TASK INSTRUCTIONS: In the records below, find each line with the word "Switch" and copy it.

[Data about app and page elements]
___

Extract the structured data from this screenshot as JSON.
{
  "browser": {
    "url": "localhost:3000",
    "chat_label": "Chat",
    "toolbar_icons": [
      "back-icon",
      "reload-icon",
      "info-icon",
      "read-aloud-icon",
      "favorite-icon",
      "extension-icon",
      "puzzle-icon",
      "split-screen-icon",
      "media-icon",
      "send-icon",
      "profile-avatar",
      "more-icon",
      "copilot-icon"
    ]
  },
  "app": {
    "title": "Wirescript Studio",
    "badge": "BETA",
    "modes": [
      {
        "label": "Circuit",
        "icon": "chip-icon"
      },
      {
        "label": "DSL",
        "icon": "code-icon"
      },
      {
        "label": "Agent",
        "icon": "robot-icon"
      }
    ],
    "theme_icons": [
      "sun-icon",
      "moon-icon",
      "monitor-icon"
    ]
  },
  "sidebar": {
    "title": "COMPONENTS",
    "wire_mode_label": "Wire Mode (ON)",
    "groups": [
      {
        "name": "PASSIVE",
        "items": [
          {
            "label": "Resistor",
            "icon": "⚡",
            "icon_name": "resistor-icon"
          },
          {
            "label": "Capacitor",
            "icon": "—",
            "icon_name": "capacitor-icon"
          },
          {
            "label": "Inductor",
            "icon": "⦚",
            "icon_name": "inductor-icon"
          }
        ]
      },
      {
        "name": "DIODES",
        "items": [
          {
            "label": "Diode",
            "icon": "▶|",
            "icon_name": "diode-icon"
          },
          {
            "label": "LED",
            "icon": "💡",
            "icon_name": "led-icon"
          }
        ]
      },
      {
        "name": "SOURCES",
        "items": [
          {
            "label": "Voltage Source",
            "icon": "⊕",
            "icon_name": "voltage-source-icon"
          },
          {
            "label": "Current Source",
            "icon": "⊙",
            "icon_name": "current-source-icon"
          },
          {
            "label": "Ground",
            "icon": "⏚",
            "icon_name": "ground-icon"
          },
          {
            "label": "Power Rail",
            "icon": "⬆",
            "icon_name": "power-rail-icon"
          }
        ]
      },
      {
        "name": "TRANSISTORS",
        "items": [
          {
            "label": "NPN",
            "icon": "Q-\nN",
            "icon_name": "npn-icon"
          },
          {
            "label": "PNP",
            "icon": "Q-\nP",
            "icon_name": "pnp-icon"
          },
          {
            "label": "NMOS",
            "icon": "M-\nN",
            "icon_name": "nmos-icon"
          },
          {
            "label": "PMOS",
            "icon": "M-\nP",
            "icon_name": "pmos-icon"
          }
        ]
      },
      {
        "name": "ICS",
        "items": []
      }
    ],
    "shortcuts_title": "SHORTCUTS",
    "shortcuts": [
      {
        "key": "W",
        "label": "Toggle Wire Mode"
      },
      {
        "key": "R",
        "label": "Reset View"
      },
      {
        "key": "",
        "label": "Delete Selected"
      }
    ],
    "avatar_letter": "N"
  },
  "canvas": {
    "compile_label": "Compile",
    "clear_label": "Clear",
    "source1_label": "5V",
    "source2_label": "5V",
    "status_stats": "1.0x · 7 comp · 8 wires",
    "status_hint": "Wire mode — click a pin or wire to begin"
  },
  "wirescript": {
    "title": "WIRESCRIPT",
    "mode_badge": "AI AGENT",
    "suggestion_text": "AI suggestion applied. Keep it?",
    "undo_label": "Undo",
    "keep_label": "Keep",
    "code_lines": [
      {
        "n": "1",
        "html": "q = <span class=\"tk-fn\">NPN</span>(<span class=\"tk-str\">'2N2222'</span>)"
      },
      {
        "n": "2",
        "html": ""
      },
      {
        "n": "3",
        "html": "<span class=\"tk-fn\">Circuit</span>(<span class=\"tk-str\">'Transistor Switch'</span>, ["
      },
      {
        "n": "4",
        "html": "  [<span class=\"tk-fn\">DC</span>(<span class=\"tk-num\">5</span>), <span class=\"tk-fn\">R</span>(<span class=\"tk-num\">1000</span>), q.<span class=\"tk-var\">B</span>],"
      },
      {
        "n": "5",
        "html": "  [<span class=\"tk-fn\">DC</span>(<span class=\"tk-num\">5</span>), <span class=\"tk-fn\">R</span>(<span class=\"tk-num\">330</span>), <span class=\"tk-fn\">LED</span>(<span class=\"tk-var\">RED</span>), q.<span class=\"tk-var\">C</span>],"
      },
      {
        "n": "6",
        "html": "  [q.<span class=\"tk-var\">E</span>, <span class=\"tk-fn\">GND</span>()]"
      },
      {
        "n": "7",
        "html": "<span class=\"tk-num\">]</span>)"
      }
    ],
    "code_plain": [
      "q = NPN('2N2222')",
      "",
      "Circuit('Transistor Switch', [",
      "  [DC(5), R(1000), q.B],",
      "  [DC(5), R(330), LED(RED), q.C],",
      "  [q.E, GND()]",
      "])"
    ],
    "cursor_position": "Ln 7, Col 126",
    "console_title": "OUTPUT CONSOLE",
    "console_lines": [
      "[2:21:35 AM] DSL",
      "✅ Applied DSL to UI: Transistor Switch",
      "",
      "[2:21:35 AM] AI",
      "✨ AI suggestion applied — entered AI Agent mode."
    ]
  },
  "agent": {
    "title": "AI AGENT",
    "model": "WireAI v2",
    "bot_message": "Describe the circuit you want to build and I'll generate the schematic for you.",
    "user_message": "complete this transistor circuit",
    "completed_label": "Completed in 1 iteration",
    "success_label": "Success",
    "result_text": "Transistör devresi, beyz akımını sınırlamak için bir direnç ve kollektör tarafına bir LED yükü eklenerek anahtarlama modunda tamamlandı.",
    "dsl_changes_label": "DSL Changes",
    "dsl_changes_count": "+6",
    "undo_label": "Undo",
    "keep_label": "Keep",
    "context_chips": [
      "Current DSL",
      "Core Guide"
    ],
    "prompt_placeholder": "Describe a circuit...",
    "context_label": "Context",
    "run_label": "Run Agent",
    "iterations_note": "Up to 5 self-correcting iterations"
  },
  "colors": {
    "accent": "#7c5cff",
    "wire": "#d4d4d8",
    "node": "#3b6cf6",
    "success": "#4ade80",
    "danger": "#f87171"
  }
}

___

SOLVED PROBLEM:
        "html": "<span class=\"tk-fn\">Circuit</span>(<span class=\"tk-str\">'Transistor Switch'</span>, ["
      "Circuit('Transistor Switch', [",
      "✅ Applied DSL to UI: Transistor Switch",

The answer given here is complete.